Segment Start: EXERCISE INPUT

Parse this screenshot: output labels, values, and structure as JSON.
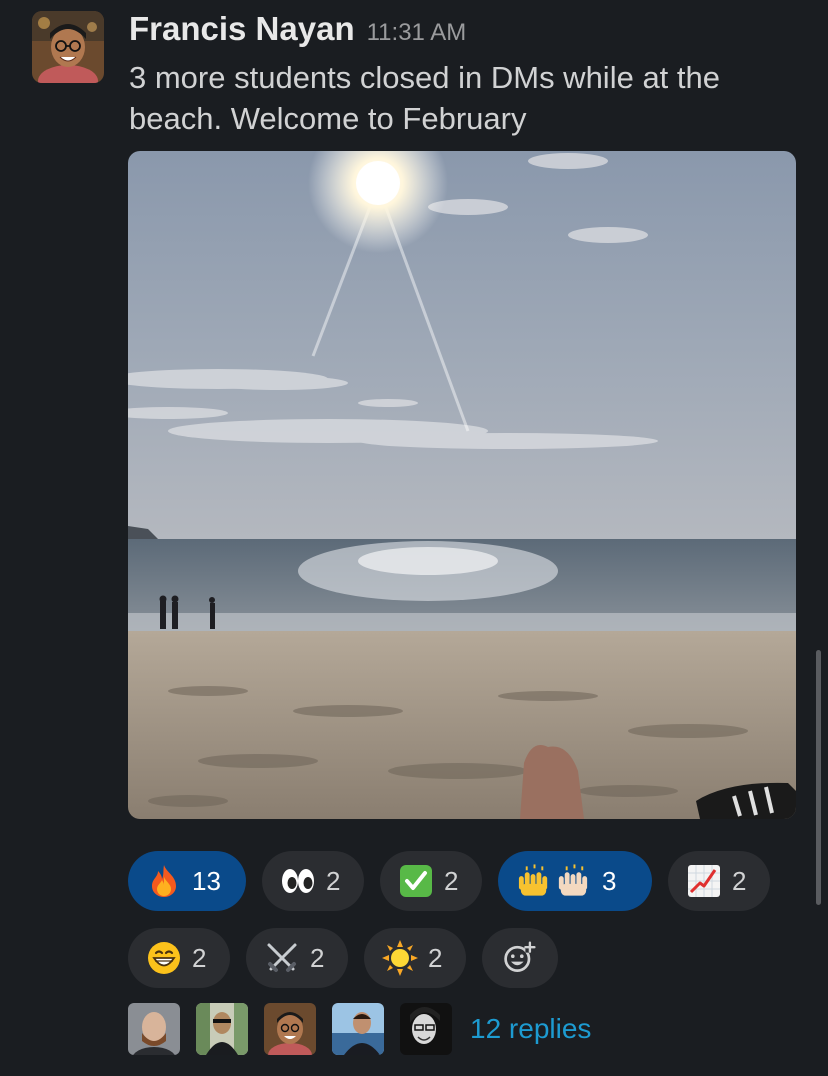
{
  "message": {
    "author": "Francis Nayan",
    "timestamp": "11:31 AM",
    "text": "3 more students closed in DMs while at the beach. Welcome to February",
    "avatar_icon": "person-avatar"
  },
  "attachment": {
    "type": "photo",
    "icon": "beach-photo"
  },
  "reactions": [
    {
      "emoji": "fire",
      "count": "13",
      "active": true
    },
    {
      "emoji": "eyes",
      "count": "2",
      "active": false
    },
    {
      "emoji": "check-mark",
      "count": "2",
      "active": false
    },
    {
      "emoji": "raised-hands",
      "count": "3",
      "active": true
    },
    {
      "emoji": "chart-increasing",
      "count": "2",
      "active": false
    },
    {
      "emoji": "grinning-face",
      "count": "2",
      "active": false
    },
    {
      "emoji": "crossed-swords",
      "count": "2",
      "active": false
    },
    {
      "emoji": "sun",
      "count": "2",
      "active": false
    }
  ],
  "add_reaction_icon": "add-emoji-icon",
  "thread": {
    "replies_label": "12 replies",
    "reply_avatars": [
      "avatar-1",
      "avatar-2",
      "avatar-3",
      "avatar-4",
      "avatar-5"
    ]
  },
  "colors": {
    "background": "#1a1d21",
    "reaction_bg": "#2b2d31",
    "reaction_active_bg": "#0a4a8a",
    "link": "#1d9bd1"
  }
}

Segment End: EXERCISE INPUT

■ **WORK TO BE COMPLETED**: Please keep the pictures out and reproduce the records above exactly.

■ **EXERCISE ANSWER**:
Parse this screenshot: output labels, values, and structure as JSON.
{
  "message": {
    "author": "Francis Nayan",
    "timestamp": "11:31 AM",
    "text": "3 more students closed in DMs while at the beach. Welcome to February",
    "avatar_icon": "person-avatar"
  },
  "attachment": {
    "type": "photo",
    "icon": "beach-photo"
  },
  "reactions": [
    {
      "emoji": "fire",
      "count": "13",
      "active": true
    },
    {
      "emoji": "eyes",
      "count": "2",
      "active": false
    },
    {
      "emoji": "check-mark",
      "count": "2",
      "active": false
    },
    {
      "emoji": "raised-hands",
      "count": "3",
      "active": true
    },
    {
      "emoji": "chart-increasing",
      "count": "2",
      "active": false
    },
    {
      "emoji": "grinning-face",
      "count": "2",
      "active": false
    },
    {
      "emoji": "crossed-swords",
      "count": "2",
      "active": false
    },
    {
      "emoji": "sun",
      "count": "2",
      "active": false
    }
  ],
  "add_reaction_icon": "add-emoji-icon",
  "thread": {
    "replies_label": "12 replies",
    "reply_avatars": [
      "avatar-1",
      "avatar-2",
      "avatar-3",
      "avatar-4",
      "avatar-5"
    ]
  },
  "colors": {
    "background": "#1a1d21",
    "reaction_bg": "#2b2d31",
    "reaction_active_bg": "#0a4a8a",
    "link": "#1d9bd1"
  }
}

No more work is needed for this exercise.